DIRECTIONS FOR THIS TASK >> Say how many lines in the material below hold the word "portals", and say nothing else.

── DATA IN THIS EXERCISE

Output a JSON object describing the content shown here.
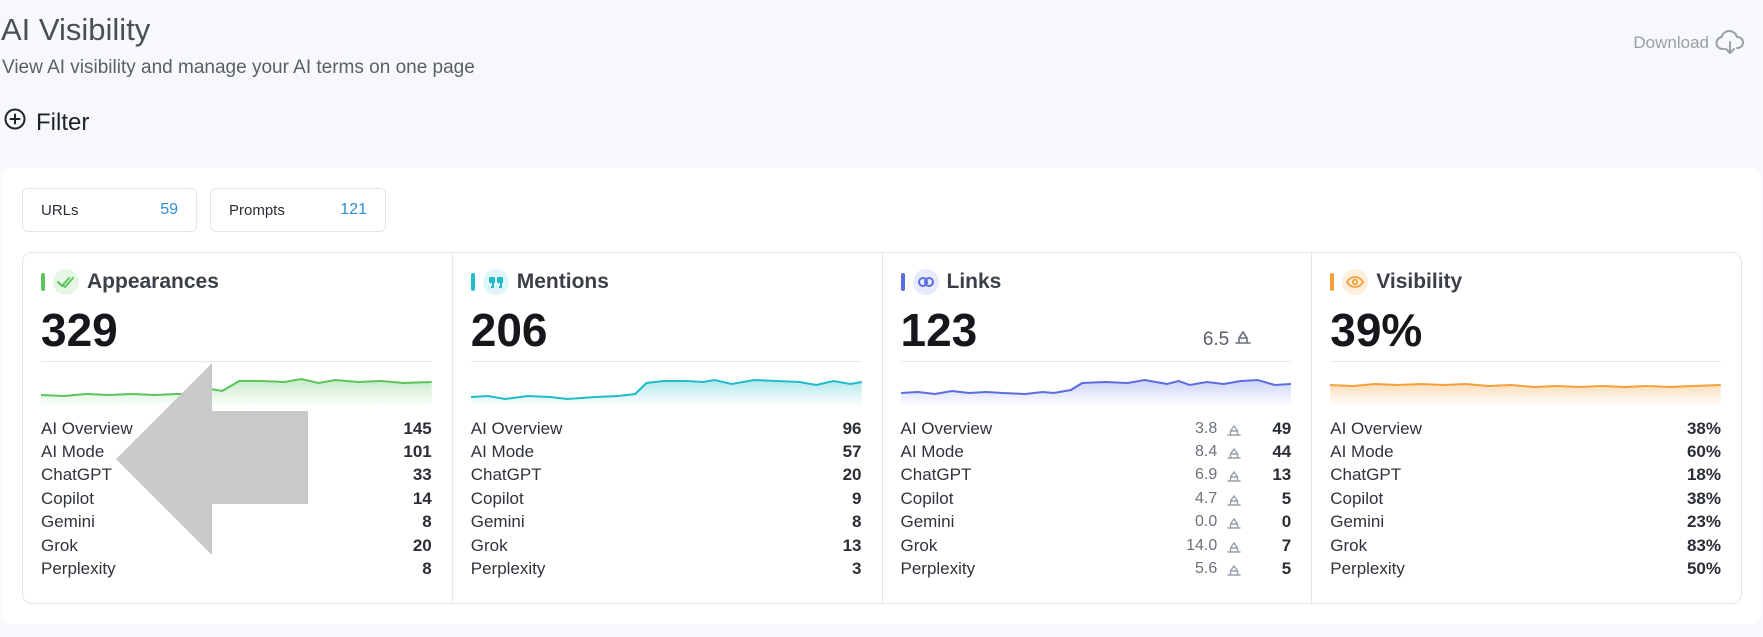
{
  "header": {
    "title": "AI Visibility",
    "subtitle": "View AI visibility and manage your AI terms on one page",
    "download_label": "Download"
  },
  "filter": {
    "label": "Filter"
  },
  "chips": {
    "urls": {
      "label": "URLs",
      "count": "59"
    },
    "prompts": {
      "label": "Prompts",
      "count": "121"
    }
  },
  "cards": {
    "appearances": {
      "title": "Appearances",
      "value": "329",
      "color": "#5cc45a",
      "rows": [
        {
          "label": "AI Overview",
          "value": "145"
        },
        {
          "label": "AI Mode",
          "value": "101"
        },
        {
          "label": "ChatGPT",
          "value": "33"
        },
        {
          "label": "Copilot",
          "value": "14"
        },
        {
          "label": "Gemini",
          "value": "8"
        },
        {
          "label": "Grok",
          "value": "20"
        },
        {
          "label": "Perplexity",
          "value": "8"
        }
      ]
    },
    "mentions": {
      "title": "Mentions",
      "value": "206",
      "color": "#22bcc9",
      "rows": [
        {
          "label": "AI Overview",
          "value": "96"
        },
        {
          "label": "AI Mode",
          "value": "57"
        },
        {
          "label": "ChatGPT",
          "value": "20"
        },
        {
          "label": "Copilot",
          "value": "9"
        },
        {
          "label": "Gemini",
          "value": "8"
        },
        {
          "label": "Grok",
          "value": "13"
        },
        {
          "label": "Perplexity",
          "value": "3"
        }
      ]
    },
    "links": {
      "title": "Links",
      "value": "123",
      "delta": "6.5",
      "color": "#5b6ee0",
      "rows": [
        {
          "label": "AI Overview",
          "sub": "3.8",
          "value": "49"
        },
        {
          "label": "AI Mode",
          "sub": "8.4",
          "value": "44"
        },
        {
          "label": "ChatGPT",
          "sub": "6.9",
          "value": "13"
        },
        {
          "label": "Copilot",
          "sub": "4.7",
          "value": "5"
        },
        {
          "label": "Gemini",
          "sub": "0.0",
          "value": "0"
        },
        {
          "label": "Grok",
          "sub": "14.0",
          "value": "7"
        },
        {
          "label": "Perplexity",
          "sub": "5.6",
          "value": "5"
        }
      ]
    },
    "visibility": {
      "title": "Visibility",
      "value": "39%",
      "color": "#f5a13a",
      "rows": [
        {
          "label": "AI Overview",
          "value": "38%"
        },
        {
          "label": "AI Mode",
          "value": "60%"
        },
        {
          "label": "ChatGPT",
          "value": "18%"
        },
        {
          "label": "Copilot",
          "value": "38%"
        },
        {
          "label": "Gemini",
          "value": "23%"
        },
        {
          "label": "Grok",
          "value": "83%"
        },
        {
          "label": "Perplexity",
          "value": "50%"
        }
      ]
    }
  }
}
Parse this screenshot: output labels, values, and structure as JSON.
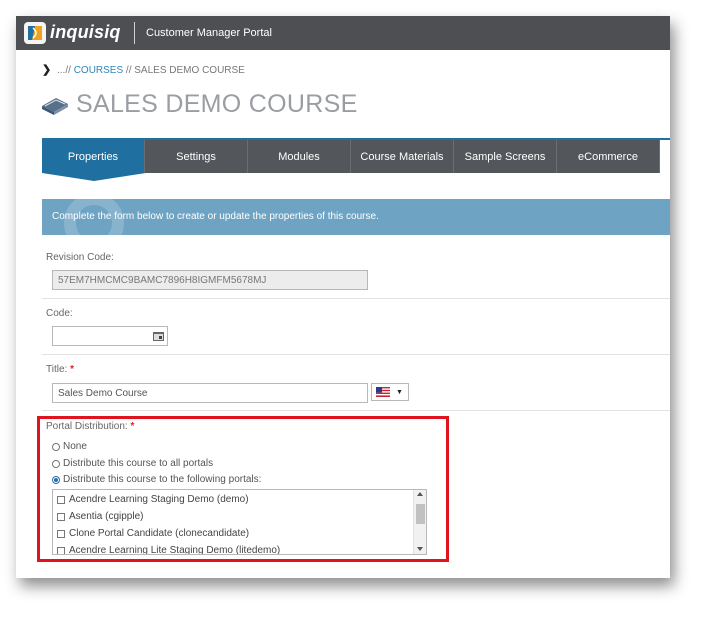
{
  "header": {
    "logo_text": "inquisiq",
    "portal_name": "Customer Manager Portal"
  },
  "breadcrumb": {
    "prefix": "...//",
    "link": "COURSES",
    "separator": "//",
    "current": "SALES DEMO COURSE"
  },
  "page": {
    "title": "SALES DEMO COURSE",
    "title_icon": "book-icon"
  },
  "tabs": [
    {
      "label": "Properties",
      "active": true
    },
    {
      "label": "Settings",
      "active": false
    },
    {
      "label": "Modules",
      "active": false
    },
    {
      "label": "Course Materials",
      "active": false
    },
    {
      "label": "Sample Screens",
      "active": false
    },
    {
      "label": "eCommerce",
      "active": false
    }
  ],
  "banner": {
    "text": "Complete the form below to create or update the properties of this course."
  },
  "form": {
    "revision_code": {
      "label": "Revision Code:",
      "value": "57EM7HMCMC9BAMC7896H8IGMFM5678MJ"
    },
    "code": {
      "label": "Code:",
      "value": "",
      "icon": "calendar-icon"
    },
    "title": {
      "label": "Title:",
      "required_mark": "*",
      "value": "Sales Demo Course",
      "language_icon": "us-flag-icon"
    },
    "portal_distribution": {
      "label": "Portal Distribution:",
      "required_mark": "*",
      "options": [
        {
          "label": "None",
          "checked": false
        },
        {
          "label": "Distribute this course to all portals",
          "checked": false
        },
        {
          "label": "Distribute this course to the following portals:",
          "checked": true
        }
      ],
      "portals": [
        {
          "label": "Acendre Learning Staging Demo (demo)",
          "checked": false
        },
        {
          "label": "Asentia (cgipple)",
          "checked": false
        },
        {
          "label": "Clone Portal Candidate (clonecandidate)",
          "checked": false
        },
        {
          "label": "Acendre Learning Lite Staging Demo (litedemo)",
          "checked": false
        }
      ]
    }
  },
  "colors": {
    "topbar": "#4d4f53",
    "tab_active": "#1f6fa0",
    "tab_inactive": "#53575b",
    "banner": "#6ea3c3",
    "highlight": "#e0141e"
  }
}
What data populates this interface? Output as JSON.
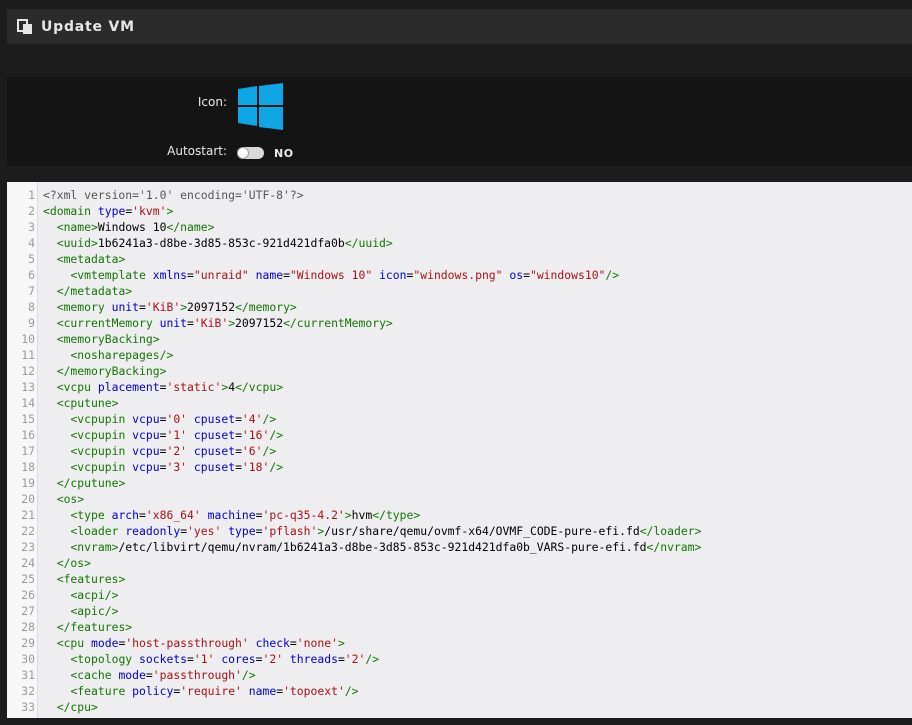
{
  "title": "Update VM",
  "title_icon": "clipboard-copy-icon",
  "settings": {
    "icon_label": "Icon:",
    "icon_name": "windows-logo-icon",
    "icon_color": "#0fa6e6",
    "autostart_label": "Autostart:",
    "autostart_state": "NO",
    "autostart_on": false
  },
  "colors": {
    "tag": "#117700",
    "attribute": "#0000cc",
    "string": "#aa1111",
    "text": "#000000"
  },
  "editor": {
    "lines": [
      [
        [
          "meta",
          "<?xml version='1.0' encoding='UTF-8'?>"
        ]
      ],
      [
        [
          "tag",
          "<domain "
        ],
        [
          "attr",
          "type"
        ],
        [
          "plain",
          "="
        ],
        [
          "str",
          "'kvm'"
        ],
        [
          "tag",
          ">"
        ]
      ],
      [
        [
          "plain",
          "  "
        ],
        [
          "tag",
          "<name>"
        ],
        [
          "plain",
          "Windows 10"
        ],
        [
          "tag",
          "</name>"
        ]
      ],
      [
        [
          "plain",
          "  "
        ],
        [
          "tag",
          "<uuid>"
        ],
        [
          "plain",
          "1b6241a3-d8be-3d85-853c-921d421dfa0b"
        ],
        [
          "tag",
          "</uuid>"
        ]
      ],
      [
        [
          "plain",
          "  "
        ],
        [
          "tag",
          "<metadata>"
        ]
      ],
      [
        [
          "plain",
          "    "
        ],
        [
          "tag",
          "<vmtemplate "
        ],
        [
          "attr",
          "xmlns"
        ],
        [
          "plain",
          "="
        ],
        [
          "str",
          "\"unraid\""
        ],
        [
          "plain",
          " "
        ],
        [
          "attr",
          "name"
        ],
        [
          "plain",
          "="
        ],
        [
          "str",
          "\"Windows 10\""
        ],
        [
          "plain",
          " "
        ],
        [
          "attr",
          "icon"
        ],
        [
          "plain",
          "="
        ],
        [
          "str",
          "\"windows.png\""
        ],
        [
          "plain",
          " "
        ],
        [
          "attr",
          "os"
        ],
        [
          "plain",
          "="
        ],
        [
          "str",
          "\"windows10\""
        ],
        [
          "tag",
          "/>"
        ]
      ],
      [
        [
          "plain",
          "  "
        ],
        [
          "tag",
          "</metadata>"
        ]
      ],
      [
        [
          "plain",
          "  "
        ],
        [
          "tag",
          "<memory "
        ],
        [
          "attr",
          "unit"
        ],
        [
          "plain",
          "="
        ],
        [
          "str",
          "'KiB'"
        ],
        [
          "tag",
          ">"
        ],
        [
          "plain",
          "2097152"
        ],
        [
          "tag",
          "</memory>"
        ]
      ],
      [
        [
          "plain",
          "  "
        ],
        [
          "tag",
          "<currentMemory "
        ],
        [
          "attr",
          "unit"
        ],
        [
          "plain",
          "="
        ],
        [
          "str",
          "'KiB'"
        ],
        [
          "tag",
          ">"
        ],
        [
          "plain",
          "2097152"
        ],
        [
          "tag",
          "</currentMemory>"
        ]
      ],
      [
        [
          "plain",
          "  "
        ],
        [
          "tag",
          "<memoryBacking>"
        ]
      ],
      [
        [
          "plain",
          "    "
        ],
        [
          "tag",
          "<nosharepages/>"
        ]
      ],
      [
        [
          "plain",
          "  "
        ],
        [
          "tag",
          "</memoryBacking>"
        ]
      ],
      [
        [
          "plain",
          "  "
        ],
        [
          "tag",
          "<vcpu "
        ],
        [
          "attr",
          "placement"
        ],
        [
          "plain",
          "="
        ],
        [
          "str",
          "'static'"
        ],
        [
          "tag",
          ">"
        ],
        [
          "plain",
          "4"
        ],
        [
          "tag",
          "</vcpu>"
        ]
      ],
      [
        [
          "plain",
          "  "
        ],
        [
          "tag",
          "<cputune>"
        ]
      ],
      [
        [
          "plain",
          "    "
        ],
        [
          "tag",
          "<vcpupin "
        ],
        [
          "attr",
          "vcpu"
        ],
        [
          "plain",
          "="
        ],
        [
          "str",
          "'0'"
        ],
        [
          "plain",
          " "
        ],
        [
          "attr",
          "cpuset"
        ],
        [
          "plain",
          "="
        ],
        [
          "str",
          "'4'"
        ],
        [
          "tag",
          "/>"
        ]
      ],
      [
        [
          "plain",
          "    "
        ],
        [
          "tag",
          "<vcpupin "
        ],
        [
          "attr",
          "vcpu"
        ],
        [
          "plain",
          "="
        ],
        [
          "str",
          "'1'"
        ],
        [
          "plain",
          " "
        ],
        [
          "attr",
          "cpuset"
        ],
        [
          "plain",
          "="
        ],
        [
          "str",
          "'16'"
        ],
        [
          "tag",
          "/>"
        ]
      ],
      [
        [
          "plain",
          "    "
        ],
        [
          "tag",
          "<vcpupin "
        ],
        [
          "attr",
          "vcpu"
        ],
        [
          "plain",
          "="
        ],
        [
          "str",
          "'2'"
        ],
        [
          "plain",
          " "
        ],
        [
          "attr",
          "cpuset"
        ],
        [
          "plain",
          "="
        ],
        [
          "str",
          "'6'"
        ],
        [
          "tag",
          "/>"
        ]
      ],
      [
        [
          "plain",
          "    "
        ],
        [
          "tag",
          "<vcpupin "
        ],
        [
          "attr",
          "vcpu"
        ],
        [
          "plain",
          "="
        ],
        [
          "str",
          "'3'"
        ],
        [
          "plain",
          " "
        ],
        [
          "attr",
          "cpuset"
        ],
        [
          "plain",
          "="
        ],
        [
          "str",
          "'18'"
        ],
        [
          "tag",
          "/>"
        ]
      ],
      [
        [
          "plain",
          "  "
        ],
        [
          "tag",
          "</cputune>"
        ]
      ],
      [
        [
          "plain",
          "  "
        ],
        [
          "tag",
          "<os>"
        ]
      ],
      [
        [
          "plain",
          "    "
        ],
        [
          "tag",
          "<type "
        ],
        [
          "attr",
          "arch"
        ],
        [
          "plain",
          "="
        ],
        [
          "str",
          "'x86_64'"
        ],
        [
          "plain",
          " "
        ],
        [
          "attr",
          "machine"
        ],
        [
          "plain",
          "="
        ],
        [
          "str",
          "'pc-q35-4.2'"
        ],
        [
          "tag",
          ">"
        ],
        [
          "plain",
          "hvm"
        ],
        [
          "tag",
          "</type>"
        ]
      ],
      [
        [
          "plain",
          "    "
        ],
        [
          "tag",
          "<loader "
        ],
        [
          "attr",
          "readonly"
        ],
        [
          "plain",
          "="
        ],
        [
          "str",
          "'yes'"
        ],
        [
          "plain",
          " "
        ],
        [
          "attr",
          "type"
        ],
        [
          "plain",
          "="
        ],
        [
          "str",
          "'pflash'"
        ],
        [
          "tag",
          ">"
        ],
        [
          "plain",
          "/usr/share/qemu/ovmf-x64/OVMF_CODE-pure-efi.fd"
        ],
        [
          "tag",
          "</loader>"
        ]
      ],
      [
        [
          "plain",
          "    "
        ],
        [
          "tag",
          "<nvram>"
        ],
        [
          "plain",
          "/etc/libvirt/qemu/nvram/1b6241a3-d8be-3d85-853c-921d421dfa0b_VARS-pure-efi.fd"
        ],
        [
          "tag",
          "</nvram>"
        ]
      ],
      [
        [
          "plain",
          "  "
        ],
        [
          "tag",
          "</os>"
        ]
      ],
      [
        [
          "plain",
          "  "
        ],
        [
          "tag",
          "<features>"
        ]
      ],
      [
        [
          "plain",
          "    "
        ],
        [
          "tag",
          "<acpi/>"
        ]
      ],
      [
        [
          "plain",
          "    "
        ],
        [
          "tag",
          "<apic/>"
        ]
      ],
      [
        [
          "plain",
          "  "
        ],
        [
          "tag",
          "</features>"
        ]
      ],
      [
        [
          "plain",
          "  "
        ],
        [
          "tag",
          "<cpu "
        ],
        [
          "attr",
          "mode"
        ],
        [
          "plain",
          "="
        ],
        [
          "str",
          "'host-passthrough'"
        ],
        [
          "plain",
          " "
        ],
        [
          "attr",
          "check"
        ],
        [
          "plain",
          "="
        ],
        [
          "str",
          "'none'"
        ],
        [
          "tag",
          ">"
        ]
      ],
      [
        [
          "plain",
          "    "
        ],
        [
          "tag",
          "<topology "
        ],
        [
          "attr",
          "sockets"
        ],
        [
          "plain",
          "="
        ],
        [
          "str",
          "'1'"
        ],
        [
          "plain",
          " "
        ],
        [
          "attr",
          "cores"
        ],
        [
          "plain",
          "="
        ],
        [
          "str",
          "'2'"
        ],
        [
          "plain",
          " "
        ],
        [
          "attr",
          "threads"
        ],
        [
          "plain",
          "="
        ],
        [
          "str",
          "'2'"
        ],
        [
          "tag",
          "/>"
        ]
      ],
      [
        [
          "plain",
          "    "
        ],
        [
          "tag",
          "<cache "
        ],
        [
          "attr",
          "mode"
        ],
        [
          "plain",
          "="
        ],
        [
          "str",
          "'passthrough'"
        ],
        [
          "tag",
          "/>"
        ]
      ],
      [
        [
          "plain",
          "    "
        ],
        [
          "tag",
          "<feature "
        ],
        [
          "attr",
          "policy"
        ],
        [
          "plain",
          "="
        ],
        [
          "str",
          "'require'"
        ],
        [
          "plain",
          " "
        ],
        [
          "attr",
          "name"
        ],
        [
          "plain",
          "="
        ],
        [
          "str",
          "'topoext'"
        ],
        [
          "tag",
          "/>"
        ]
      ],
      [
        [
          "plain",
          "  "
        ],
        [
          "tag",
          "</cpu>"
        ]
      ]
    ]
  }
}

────

OUTPUT FOR THIS TASK >> 3